Secret Service confirms investigation of potential breach that began around Black Friday.
Target says that its stores have been hit by a major credit-card attack involving up to 40 million accounts.
Target released a statement with information on how customers can make sure their accounts are secure HERE.
Chief Executive Officer Greg Steinhafel confirmed Thursday morning earlier reports that a brazen data breach had taken place. In a statement, Steinhafel said: "Target is working closely with law enforcement and financial institutions, and has identified and resolved the issue."
The retailer said that the unlawful access to customer information took place between Nov. 27 and Dec.15.
Related: Target says PIN numbers not accessed
Earlier, the Secret Service confirmed to USA TODAY that it is investigating the massive data violation involving shoppers' personal credit-card information.
"The Secret Service will confirm it is investigating the incident at Target," spokesman Brian Leary said in a telephone interview Wednesday night. "We don't have any further comment because it's an ongoing investigation."
The breach began around Black Friday, the day after Thanksgiving and the busiest shopping day of the year.
ALERT | What should shoppers do?
The breach involves the theft of information stored on the magnetic stripe on the backs of cards used at nearly all of Target's stores around the country, according to the Krebs on Security website, who first reported the news.
KrebsOnSecurity.com is the website of Brian Krebs, a national computer security expert and former Washington Post reporter.

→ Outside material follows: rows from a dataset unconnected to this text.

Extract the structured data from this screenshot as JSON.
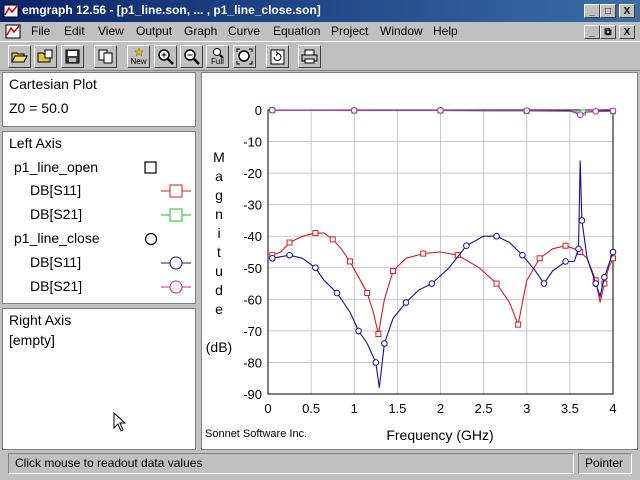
{
  "window": {
    "title": "emgraph 12.56 - [p1_line.son, ... , p1_line_close.son]",
    "min_label": "_",
    "max_label": "□",
    "close_label": "X",
    "restore_label": "⧉"
  },
  "menu": [
    "File",
    "Edit",
    "View",
    "Output",
    "Graph",
    "Curve",
    "Equation",
    "Project",
    "Window",
    "Help"
  ],
  "toolbar": {
    "buttons": [
      "open-icon",
      "open-multi-icon",
      "save-icon",
      "copy-icon",
      "new-icon",
      "zoom-in-icon",
      "zoom-out-icon",
      "zoom-full-icon",
      "zoom-fit-icon",
      "refresh-icon",
      "print-icon"
    ],
    "new_label": "New",
    "full_label": "Full"
  },
  "info": {
    "plot_type": "Cartesian Plot",
    "z0": "Z0 = 50.0"
  },
  "left_axis": {
    "heading": "Left Axis",
    "groups": [
      {
        "name": "p1_line_open",
        "marker": "square",
        "curves": [
          {
            "label": "DB[S11]",
            "color": "#d02020"
          },
          {
            "label": "DB[S21]",
            "color": "#20c020"
          }
        ]
      },
      {
        "name": "p1_line_close",
        "marker": "circle",
        "curves": [
          {
            "label": "DB[S11]",
            "color": "#1010a0"
          },
          {
            "label": "DB[S21]",
            "color": "#c020c0"
          }
        ]
      }
    ]
  },
  "right_axis": {
    "heading": "Right Axis",
    "value": "[empty]"
  },
  "status": {
    "message": "Click mouse to readout data values",
    "mode": "Pointer"
  },
  "chart_data": {
    "type": "line",
    "ylabel_chars": [
      "M",
      "a",
      "g",
      "n",
      "i",
      "t",
      "u",
      "d",
      "e"
    ],
    "ylabel_unit": "(dB)",
    "xlabel": "Frequency (GHz)",
    "credit": "Sonnet Software Inc.",
    "xlim": [
      0,
      4
    ],
    "ylim": [
      -90,
      0
    ],
    "xticks": [
      "0",
      "0.5",
      "1",
      "1.5",
      "2",
      "2.5",
      "3",
      "3.5",
      "4"
    ],
    "yticks": [
      "0",
      "-10",
      "-20",
      "-30",
      "-40",
      "-50",
      "-60",
      "-70",
      "-80",
      "-90"
    ],
    "series": [
      {
        "name": "p1_line_open DB[S11]",
        "color": "#d02020",
        "marker": "square",
        "x": [
          0.05,
          0.15,
          0.25,
          0.4,
          0.55,
          0.65,
          0.75,
          0.85,
          0.95,
          1.05,
          1.15,
          1.22,
          1.28,
          1.35,
          1.45,
          1.6,
          1.8,
          2.0,
          2.2,
          2.45,
          2.65,
          2.8,
          2.9,
          3.0,
          3.15,
          3.3,
          3.45,
          3.55,
          3.62,
          3.7,
          3.8,
          3.85,
          3.9,
          3.95,
          4.0
        ],
        "y": [
          -46,
          -45,
          -42,
          -40,
          -39,
          -39,
          -41,
          -44,
          -48,
          -53,
          -58,
          -64,
          -71,
          -60,
          -51,
          -47,
          -45.5,
          -45,
          -46,
          -50,
          -55,
          -61,
          -68,
          -54,
          -47,
          -44,
          -43,
          -44,
          -45,
          -47,
          -54,
          -61,
          -55,
          -50,
          -47
        ]
      },
      {
        "name": "p1_line_open DB[S21]",
        "color": "#20c020",
        "marker": "square",
        "x": [
          0.05,
          0.5,
          1.0,
          1.5,
          2.0,
          2.5,
          3.0,
          3.5,
          3.65,
          3.8,
          4.0
        ],
        "y": [
          -0.1,
          -0.1,
          -0.2,
          -0.2,
          -0.2,
          -0.3,
          -0.3,
          -0.4,
          -0.8,
          -0.5,
          -0.4
        ]
      },
      {
        "name": "p1_line_close DB[S11]",
        "color": "#1010a0",
        "marker": "circle",
        "x": [
          0.05,
          0.15,
          0.25,
          0.4,
          0.55,
          0.65,
          0.8,
          0.95,
          1.05,
          1.15,
          1.25,
          1.29,
          1.35,
          1.45,
          1.6,
          1.75,
          1.9,
          2.1,
          2.3,
          2.5,
          2.65,
          2.8,
          2.95,
          3.1,
          3.2,
          3.3,
          3.45,
          3.55,
          3.6,
          3.62,
          3.64,
          3.7,
          3.8,
          3.85,
          3.9,
          3.95,
          4.0
        ],
        "y": [
          -47,
          -46.5,
          -46,
          -47,
          -50,
          -54,
          -58,
          -64,
          -70,
          -74,
          -80,
          -88,
          -74,
          -66,
          -61,
          -57,
          -55,
          -50,
          -43,
          -40,
          -40,
          -42,
          -46,
          -51,
          -55,
          -51,
          -48,
          -48,
          -44,
          -16,
          -35,
          -47,
          -55,
          -59,
          -53,
          -49,
          -45
        ]
      },
      {
        "name": "p1_line_close DB[S21]",
        "color": "#c020c0",
        "marker": "circle",
        "x": [
          0.05,
          0.5,
          1.0,
          1.5,
          2.0,
          2.5,
          3.0,
          3.5,
          3.62,
          3.7,
          3.8,
          4.0
        ],
        "y": [
          -0.05,
          -0.05,
          -0.1,
          -0.1,
          -0.1,
          -0.15,
          -0.2,
          -0.3,
          -1.5,
          -0.6,
          -0.4,
          -0.3
        ]
      }
    ]
  }
}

Target is based in Minneapolis and has almost 1,800 stores in the United States and 124 in Canada, according to its website.
James Issokson, vice president of MasterCard communications, said in an e-mail to USA TODAY that a question regarding the potential breach "at this point is best directed to Target."
An expert with a global firm that helps companies respond to and mitigate breaches said while he could not address the Target situation specifically, many companies — large and small — are typically under-prepared when they face a breach.
Most important is that the potential breach be addressed quickly, to help get information out to those affected and to regulators, to bring in the right experts to address the breach (such as forensics experts who can stop cyber attacks) and to help preserve the public's trust in the company, said Mike Donovan, Global Focus Group Leader for Beazley Breach Response, headquartered in London.
"We see breaches across all sizes of companies," said Donovan, who is based in San Francisco. "You see the stories about the big ones in the news, but breaches are affecting companies all across the board."
Beazley recently responded to its 1000th breach and the company has seen a "significant number" of large breaches in the last four or five years, Donovan said.
It happens all the time, every day, with retailers, health care organizations, schools and other operations, he said.
"Any company that handles personal data is vulnerable," Donovan said.
The potential breach does not appear to involve online purchases, Krebs reports. It appears the type of data stolen would allow thieves to create counterfeit credit cards and, if pin numbers were intercepted, would also allow thieves to withdraw cash from ATM machines, according to Krebs.
Visa did not respond to e-mails or telephone messages left with its corporate office.